Tesco is facing a landmark lawsuit over allegations that migrant workers were forced to work 99-hour weeks on illegally low pay, making jeans for the supermarket giant’s F&F fashion brand.
A group of 130 former employees at VK Garment Factory in Thailand are suing Tesco and auditing specialists Intertek for “alleged negligence and unjust enrichment”.
The allegations, which were first reported following an investigation by The Guardian, were made by workers who produced jeans, denim jackets and other F&F clothing for adults and children for the Thai branch of Tesco’s business between 2017 and 2020.
Tesco completed the sale of its Thailand and Malaysia business in December 2020 for around £8 billion.

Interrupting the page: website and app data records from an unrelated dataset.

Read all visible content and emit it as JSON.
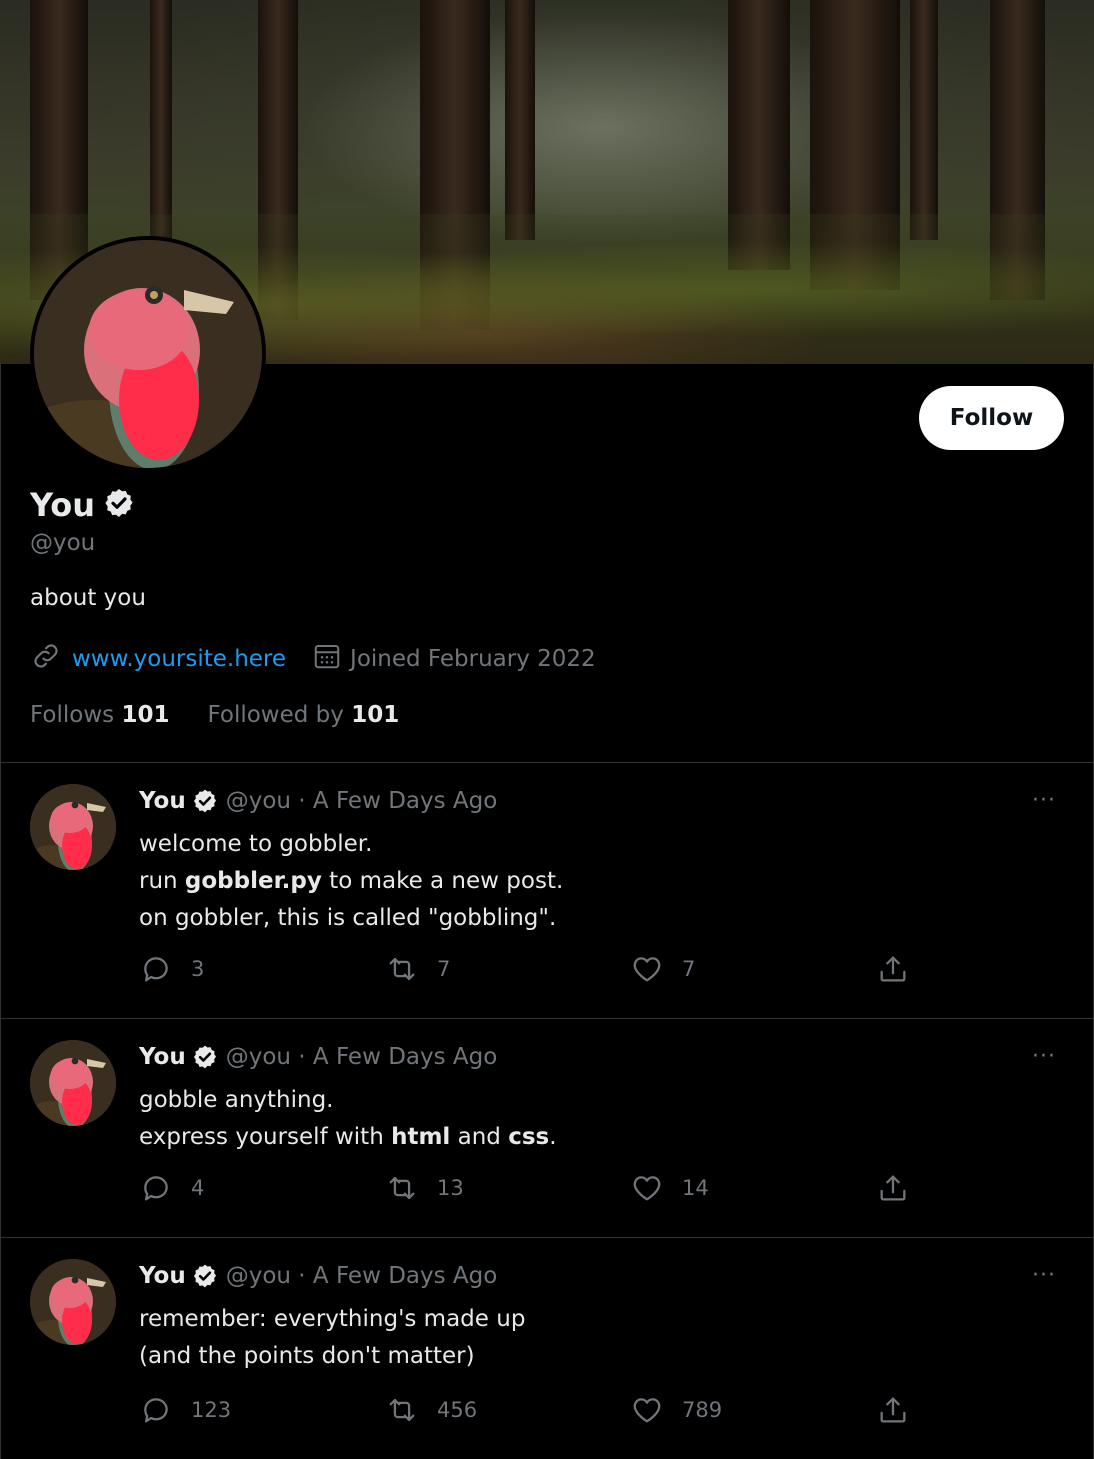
{
  "profile": {
    "name": "You",
    "handle": "@you",
    "bio": "about you",
    "website": "www.yoursite.here",
    "joined": "Joined February 2022",
    "follows_label": "Follows",
    "follows_count": "101",
    "followed_by_label": "Followed by",
    "followed_by_count": "101",
    "follow_button": "Follow"
  },
  "posts": [
    {
      "name": "You",
      "meta": "@you · A Few Days Ago",
      "more": "···",
      "lines": [
        [
          "welcome to gobbler."
        ],
        [
          "run ",
          "gobbler.py",
          " to make a new post."
        ],
        [
          "on gobbler, this is called \"gobbling\"."
        ]
      ],
      "replies": "3",
      "reposts": "7",
      "likes": "7"
    },
    {
      "name": "You",
      "meta": "@you · A Few Days Ago",
      "more": "···",
      "lines": [
        [
          "gobble anything."
        ],
        [
          "express yourself with ",
          "html",
          " and ",
          "css",
          "."
        ]
      ],
      "replies": "4",
      "reposts": "13",
      "likes": "14"
    },
    {
      "name": "You",
      "meta": "@you · A Few Days Ago",
      "more": "···",
      "lines": [
        [
          "remember: everything's made up"
        ],
        [
          "(and the points don't matter)"
        ]
      ],
      "replies": "123",
      "reposts": "456",
      "likes": "789"
    }
  ],
  "colors": {
    "background": "#000000",
    "text": "#e7e9ea",
    "muted": "#71767b",
    "link": "#1d9bf0",
    "divider": "#2f3336"
  },
  "icons": {
    "verified": "verified-badge-icon",
    "link": "link-icon",
    "calendar": "calendar-icon",
    "reply": "reply-icon",
    "repost": "repost-icon",
    "like": "heart-icon",
    "share": "share-icon"
  }
}
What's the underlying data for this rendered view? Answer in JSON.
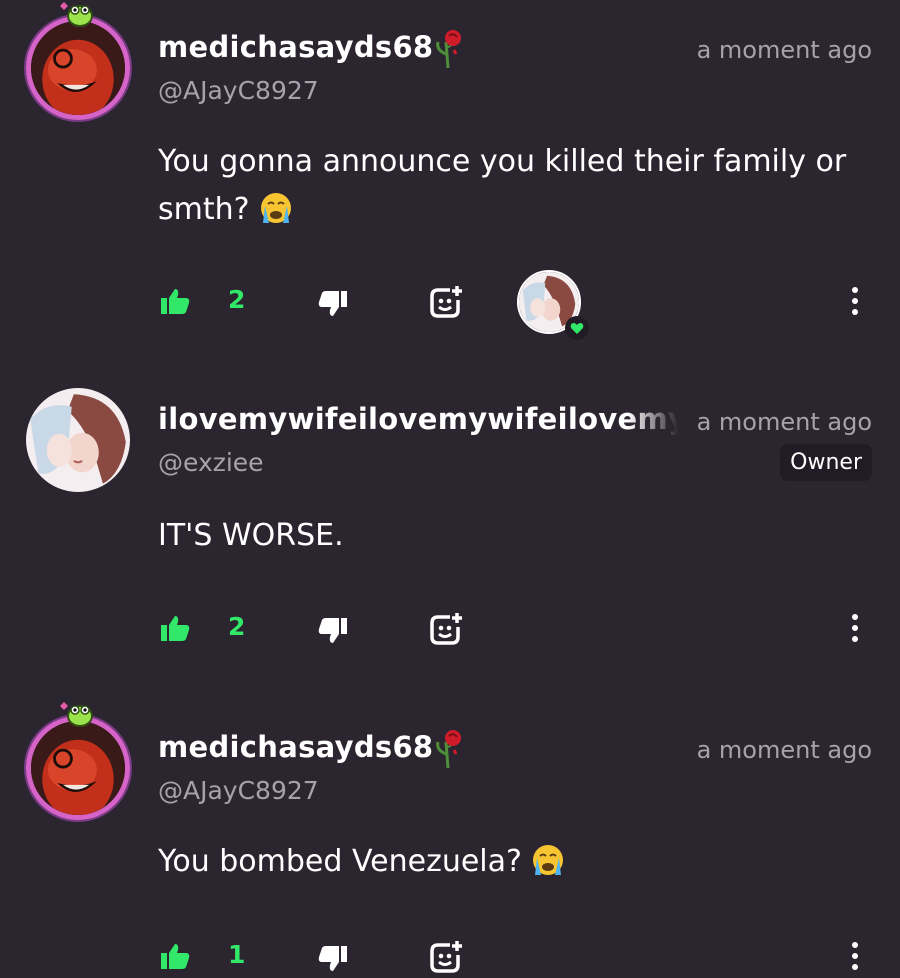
{
  "comments": [
    {
      "display_name": "medichasayds68",
      "handle": "@AJayC8927",
      "timestamp": "a moment ago",
      "text": "You gonna announce you killed their family or smth?",
      "emoji": "loudly-crying-face",
      "likes": "2",
      "avatar_icon": "red-character-avatar",
      "has_frame": true,
      "name_icon": "wilted-rose-icon",
      "reactor": true
    },
    {
      "display_name": "ilovemywifeilovemywifeilovemyw",
      "handle": "@exziee",
      "timestamp": "a moment ago",
      "badge": "Owner",
      "text": "IT'S WORSE.",
      "likes": "2",
      "avatar_icon": "anime-couple-avatar",
      "has_frame": false
    },
    {
      "display_name": "medichasayds68",
      "handle": "@AJayC8927",
      "timestamp": "a moment ago",
      "text": "You bombed Venezuela?",
      "emoji": "loudly-crying-face",
      "likes": "1",
      "avatar_icon": "red-character-avatar",
      "has_frame": true,
      "name_icon": "wilted-rose-icon"
    }
  ],
  "colors": {
    "background": "#2b2530",
    "accent_green": "#31e868",
    "muted_text": "#a7a1ab",
    "frame_pink": "#d664c8"
  }
}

VK Garment Factory is in Mae Sot, a city near the Myanmar border, which developed a workforce of predominantly Burmese migrant workers.

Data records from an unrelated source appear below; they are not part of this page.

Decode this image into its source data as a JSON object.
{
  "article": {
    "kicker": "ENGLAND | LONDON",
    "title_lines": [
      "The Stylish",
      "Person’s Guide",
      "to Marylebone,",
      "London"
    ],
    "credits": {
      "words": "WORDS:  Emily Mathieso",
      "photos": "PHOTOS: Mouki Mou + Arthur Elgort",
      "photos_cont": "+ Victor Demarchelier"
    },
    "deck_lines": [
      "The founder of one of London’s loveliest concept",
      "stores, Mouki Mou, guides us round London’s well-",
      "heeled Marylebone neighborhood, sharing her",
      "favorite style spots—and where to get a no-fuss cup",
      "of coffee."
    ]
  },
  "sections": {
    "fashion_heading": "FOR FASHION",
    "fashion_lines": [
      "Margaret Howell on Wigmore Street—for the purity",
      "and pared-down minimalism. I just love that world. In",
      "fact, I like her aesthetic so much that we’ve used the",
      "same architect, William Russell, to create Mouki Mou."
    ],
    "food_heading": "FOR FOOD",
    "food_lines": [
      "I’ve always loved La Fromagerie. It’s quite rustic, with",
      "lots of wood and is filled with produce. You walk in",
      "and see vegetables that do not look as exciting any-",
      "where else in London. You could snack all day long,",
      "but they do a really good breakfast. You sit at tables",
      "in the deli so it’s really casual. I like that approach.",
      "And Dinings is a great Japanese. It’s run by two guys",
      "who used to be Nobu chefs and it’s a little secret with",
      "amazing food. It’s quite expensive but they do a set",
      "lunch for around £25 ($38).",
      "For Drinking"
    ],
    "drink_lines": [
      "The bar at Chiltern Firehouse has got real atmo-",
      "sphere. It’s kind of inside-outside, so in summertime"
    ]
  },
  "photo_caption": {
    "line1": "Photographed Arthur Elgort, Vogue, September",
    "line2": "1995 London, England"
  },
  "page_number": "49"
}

The employees have already pursued a claim in Thailand against the factory.
In the UK legal case, led by law firm Leigh Day, it is claimed that the migrants were paid at most around £4 a day, working seven days a week, and were “trapped in a cycle of forced labour”.
Bosses control their migrant worker permissions and housed them in poor conditions such as sleeping on cement floors with little or no privacy due to there being no locks, walls or ceilings, it is alleged.
The employees claim they had to work from 8am to 11pm Monday to Saturday, and on Sundays were permitted to finish work at 5pm unless orders meant they had to work longer.
The legal claim said that, despite both Tesco and Intertek carrying out audits at the factory, the unlawful activities that are reported to have been taking place were not identified.
Tesco was not involved in the day-to-day running of the factory but the supply chain workers are nonetheless bringing the case directly against the business.
A Tesco spokeswoman said: “Protecting the rights of everyone working in our supply chain is absolutely essential to how we do business.
“In order to uphold our stringent human rights standards, we have a robust auditing process in place across our supply chain and the communities where we operate.
“Any risk of human rights abuses is completely unacceptable, but, on the very rare occasions where they are identified, we take great care to ensure that they are dealt with appropriately, and that workers have their human rights and freedoms respected.
“The allegations highlighted in this report are incredibly serious, and, had we identified issues like this at the time they took place, we would have ended our relationship with this supplier immediately.
“We understand the Thai Labor Court has awarded compensation to those involved, and we would continue to urge the supplier to reimburse employees for any wages they’re owed.”
An Intertek spokesman said: “As a responsible business, we take the matters that have been raised very seriously.
“We also note these matters are currently the subject of Thai and English legal proceedings, and therefore we are not able to comment while these proceedings are ongoing.”